There are a lot of various ways of making mazes. There's a huge list of them and their descriptions here: http://www.astrolog.org/labyrnth/algrithm.htm
I think I used the one described under "Perfect".
I prefer the tightly wound mazes that Kruskal's Algorithm creates.
The standard description of Kruskal's Algorithm is inappropriate in that it fails to distinguish locations in the graph from location groups, while relying on a pun about datastructure choice, leading to description ambiguities that confuse novices. Therefore I reject Kruskal's termonology.
I will use the following terms:
- the maze itself.
- a location in the maze. On a square maze, this is a square cell.
- the connection between two nodes. On a square maze, this is a 1-length bar.
- Tree Group
- a set of nodes, which may be empty, arranged as a tree
And from those, we get:
- Create a group GTG, for the Graph Tree Group, containing tree groups
- Populate GTG with one tree group containing one node, for every location in your maze
- Create an edge set E
- Populate E with every valid edge in your maze
- While there is more than one group in GTG, and while E is not empty:
- Pick a random edge rE from E
- Identify endpoints p1 and p2 of rE
- Remove rE from E
- Check which groups p1 and p2 belong to (p1g and p2g respectively).

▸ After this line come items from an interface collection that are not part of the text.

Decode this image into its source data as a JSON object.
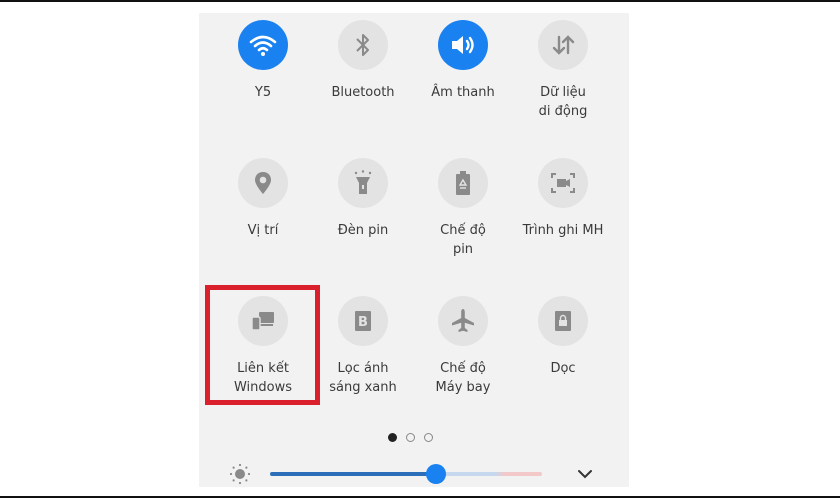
{
  "quick_settings": {
    "tiles": [
      {
        "id": "wifi",
        "label": "Y5",
        "icon": "wifi-icon",
        "active": true
      },
      {
        "id": "bluetooth",
        "label": "Bluetooth",
        "icon": "bluetooth-icon",
        "active": false
      },
      {
        "id": "sound",
        "label": "Âm thanh",
        "icon": "volume-icon",
        "active": true
      },
      {
        "id": "mobile-data",
        "label": "Dữ liệu\ndi động",
        "icon": "data-transfer-icon",
        "active": false
      },
      {
        "id": "location",
        "label": "Vị trí",
        "icon": "location-pin-icon",
        "active": false
      },
      {
        "id": "flashlight",
        "label": "Đèn pin",
        "icon": "flashlight-icon",
        "active": false
      },
      {
        "id": "power-mode",
        "label": "Chế độ\npin",
        "icon": "battery-saver-icon",
        "active": false
      },
      {
        "id": "screen-recorder",
        "label": "Trình ghi MH",
        "icon": "screen-record-icon",
        "active": false
      },
      {
        "id": "link-windows",
        "label": "Liên kết\nWindows",
        "icon": "link-devices-icon",
        "active": false
      },
      {
        "id": "blue-light",
        "label": "Lọc ánh\nsáng xanh",
        "icon": "blue-light-filter-icon",
        "active": false
      },
      {
        "id": "airplane",
        "label": "Chế độ\nMáy bay",
        "icon": "airplane-icon",
        "active": false
      },
      {
        "id": "portrait",
        "label": "Dọc",
        "icon": "rotation-lock-icon",
        "active": false
      }
    ],
    "highlighted_tile": "link-windows",
    "pagination": {
      "current": 1,
      "total": 3
    },
    "brightness": {
      "value_fraction": 0.61
    },
    "colors": {
      "accent": "#1a82f0",
      "highlight": "#d9202c",
      "panel": "#f2f2f2",
      "icon_inactive": "#8a8a8a"
    }
  }
}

- If p1g and p2g are different, join tree group p1g and p2g at p1 -> p2, and rewrite all group ownership of one tree to the other, thus joining the trees.
- Return to step 5.

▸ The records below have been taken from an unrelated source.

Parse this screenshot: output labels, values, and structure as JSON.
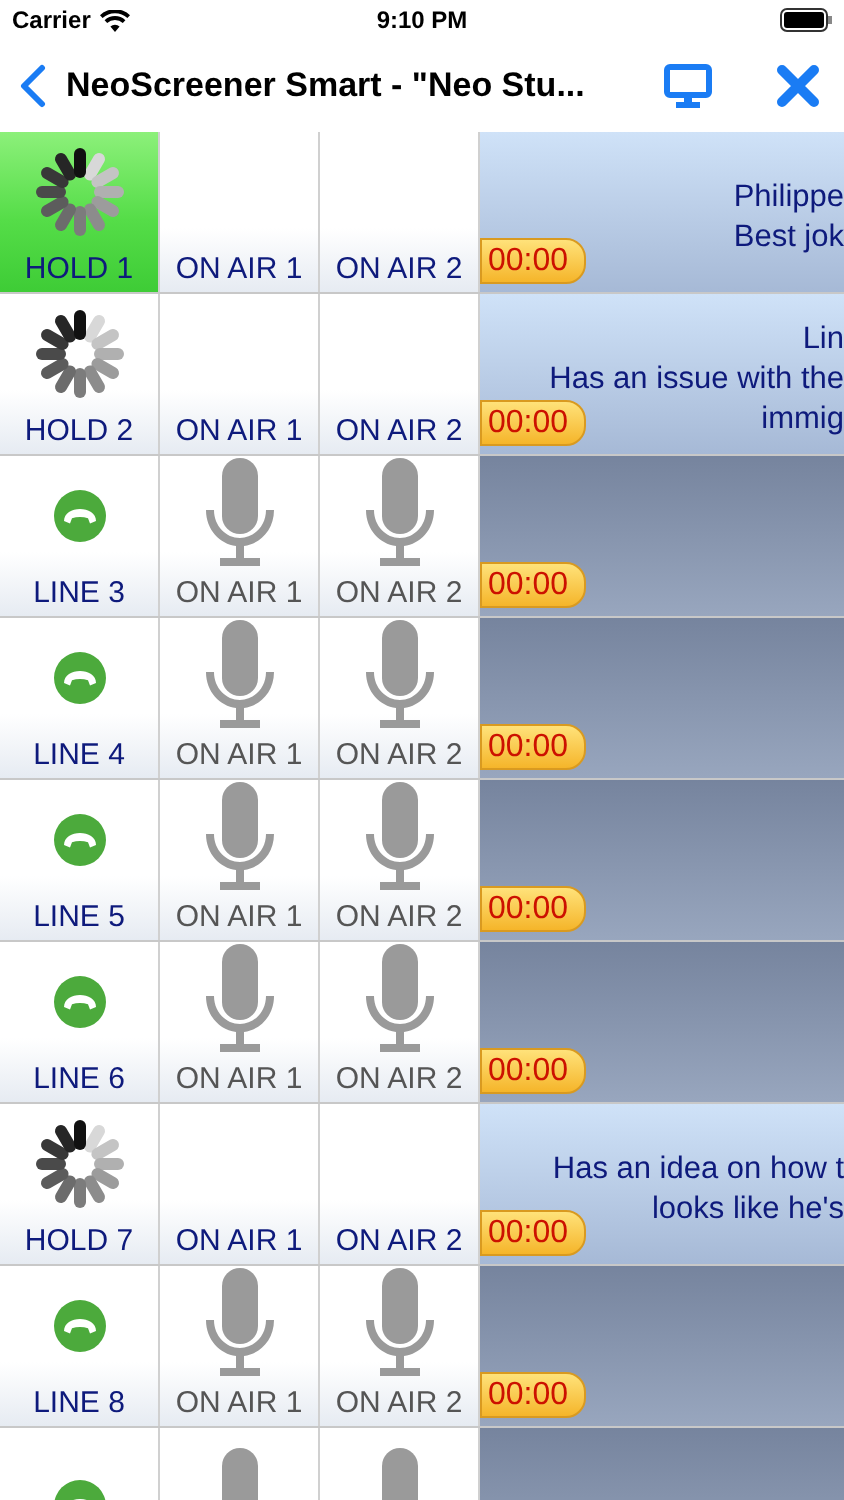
{
  "status_bar": {
    "carrier": "Carrier",
    "time": "9:10 PM"
  },
  "nav": {
    "title": "NeoScreener Smart - \"Neo Stu..."
  },
  "rows": [
    {
      "kind": "hold",
      "label": "HOLD 1",
      "selected": true,
      "on_air": [
        "ON AIR 1",
        "ON AIR 2"
      ],
      "timer": "00:00",
      "caller_lines": [
        "Philippe",
        "Best jok"
      ]
    },
    {
      "kind": "hold",
      "label": "HOLD 2",
      "selected": false,
      "on_air": [
        "ON AIR 1",
        "ON AIR 2"
      ],
      "timer": "00:00",
      "caller_lines": [
        "Lin",
        "Has an issue with the",
        "immig"
      ]
    },
    {
      "kind": "line",
      "label": "LINE 3",
      "selected": false,
      "on_air": [
        "ON AIR 1",
        "ON AIR 2"
      ],
      "timer": "00:00"
    },
    {
      "kind": "line",
      "label": "LINE 4",
      "selected": false,
      "on_air": [
        "ON AIR 1",
        "ON AIR 2"
      ],
      "timer": "00:00"
    },
    {
      "kind": "line",
      "label": "LINE 5",
      "selected": false,
      "on_air": [
        "ON AIR 1",
        "ON AIR 2"
      ],
      "timer": "00:00"
    },
    {
      "kind": "line",
      "label": "LINE 6",
      "selected": false,
      "on_air": [
        "ON AIR 1",
        "ON AIR 2"
      ],
      "timer": "00:00"
    },
    {
      "kind": "hold",
      "label": "HOLD 7",
      "selected": false,
      "on_air": [
        "ON AIR 1",
        "ON AIR 2"
      ],
      "timer": "00:00",
      "caller_lines": [
        "Has an idea on how t",
        "looks like he's"
      ]
    },
    {
      "kind": "line",
      "label": "LINE 8",
      "selected": false,
      "on_air": [
        "ON AIR 1",
        "ON AIR 2"
      ],
      "timer": "00:00"
    },
    {
      "kind": "line",
      "selected": false
    }
  ]
}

- If you have no edges left, but more than one tree, either the graph is not connected or there's a bug.
- If you have just one tree, you have a complete no-loop maze.
One easy way is to make a list of north walls and west walls, then permute them. Give each room a number. Then blow up one of the walls in the list, as long as the two rooms don't have the same number, then propagate one of the numbers to all the other rooms with the same number. Keep going until you run out of walls. This works for rectangular mazes or, really, any other maze where you can give a list of "potentially connected rooms". Plus, it's pretty straightforward to program.
I would also take a look at some of the algorithms used in Roguelike development. There's a good starting resource at Rogue Basin
There's a good run-though here: https://journal.stuffwithstuff.com/2014/12/21/rooms-and-mazes/
Basic steps were:
- Place rooms
- Fill empty space with maze
- Connect rooms to the maze
- Carve out dead-ends